Work request - Extract all lines in the data that contain the word "currentUser".

Data about app and page elements:
++++++

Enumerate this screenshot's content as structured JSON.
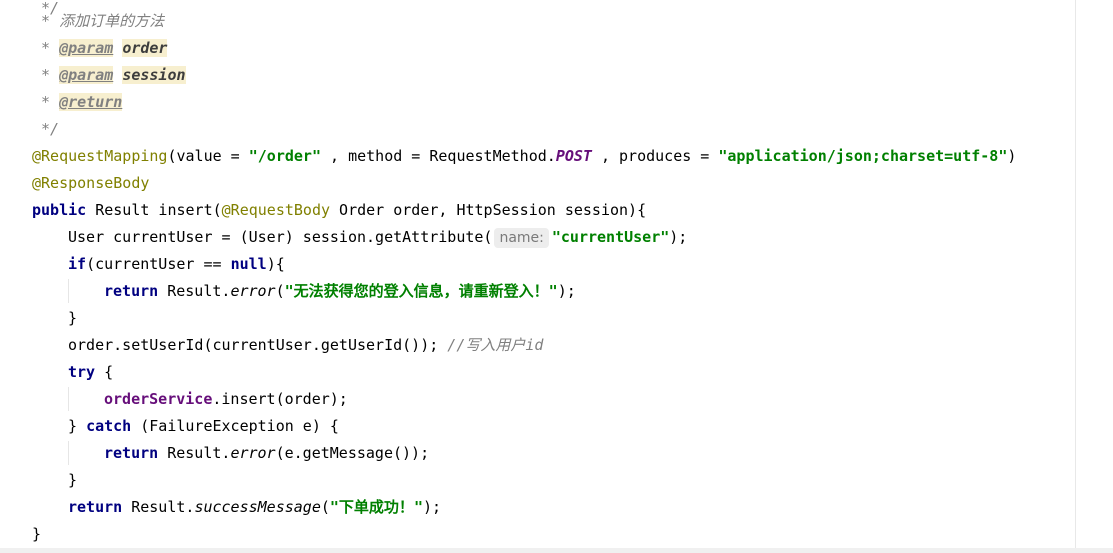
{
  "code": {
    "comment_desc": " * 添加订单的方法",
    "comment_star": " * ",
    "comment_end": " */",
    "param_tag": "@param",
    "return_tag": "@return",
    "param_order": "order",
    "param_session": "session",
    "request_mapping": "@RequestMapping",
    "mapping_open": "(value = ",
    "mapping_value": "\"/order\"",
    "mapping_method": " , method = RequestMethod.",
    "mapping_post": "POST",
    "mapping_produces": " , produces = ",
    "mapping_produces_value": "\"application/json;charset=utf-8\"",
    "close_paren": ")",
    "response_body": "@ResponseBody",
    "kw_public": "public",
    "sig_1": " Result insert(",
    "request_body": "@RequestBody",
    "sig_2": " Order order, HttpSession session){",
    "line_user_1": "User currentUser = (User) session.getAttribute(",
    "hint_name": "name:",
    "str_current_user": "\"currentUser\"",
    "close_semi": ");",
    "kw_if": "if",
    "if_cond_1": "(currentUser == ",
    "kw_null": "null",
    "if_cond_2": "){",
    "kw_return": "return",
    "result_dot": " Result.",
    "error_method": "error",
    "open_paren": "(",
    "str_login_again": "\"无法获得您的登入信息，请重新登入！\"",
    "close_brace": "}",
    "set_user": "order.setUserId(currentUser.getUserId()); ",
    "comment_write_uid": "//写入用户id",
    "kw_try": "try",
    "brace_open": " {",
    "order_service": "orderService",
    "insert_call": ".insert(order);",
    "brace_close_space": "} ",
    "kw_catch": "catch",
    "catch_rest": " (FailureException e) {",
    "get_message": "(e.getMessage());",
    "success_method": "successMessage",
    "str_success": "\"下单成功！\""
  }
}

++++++

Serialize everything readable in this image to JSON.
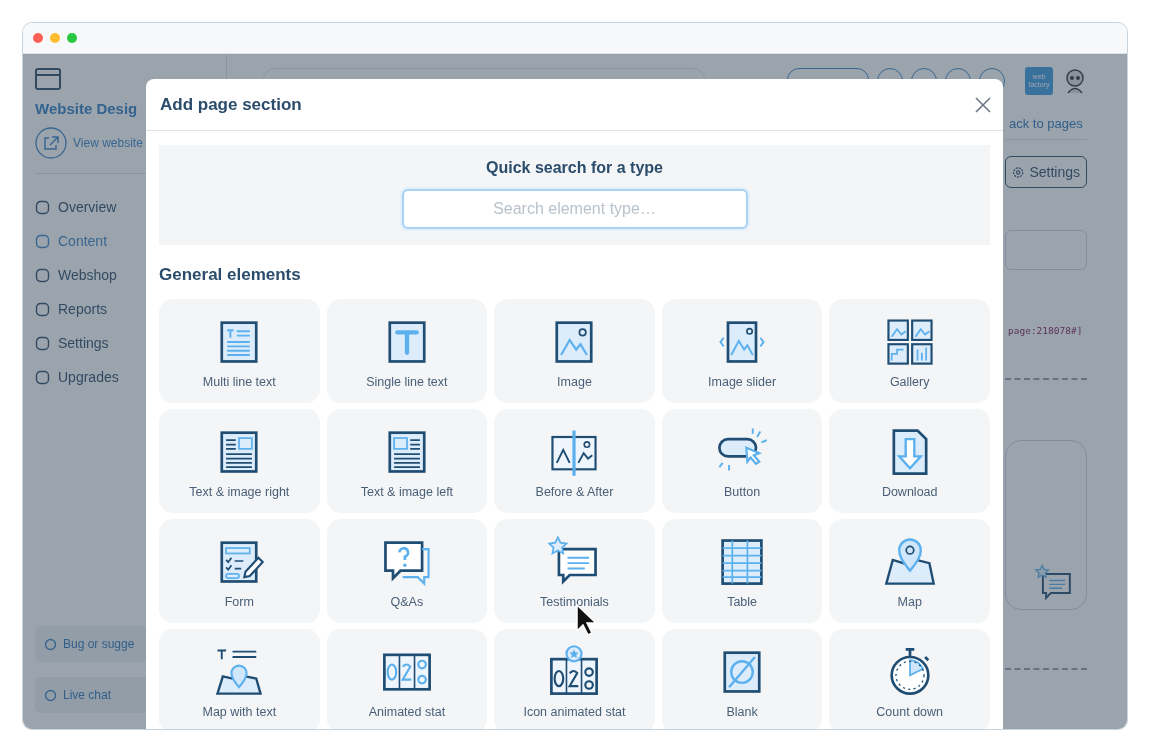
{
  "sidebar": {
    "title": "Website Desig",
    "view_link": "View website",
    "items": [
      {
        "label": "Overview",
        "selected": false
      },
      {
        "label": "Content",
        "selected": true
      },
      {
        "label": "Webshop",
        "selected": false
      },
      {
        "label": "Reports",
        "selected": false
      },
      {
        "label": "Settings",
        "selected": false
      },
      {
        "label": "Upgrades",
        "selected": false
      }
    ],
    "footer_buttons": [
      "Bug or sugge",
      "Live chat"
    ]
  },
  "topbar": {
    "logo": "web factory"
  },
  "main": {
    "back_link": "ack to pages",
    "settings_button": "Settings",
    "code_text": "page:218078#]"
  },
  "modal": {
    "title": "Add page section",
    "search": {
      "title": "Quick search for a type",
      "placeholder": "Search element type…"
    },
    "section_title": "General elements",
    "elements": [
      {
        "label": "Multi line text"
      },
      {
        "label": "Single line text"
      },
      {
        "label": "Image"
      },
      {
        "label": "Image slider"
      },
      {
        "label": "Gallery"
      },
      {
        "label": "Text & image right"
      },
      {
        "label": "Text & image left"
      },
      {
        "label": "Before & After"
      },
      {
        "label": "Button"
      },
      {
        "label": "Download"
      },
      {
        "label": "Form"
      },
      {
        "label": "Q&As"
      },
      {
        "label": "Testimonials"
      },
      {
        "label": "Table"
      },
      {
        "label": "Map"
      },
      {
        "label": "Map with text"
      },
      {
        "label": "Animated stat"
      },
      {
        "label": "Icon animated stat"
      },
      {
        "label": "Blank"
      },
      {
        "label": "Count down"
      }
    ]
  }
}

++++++

Result of this exercise -
    "line_user_1": "User currentUser = (User) session.getAttribute(",
    "str_current_user": "\"currentUser\"",
    "if_cond_1": "(currentUser == ",
    "set_user": "order.setUserId(currentUser.getUserId()); ",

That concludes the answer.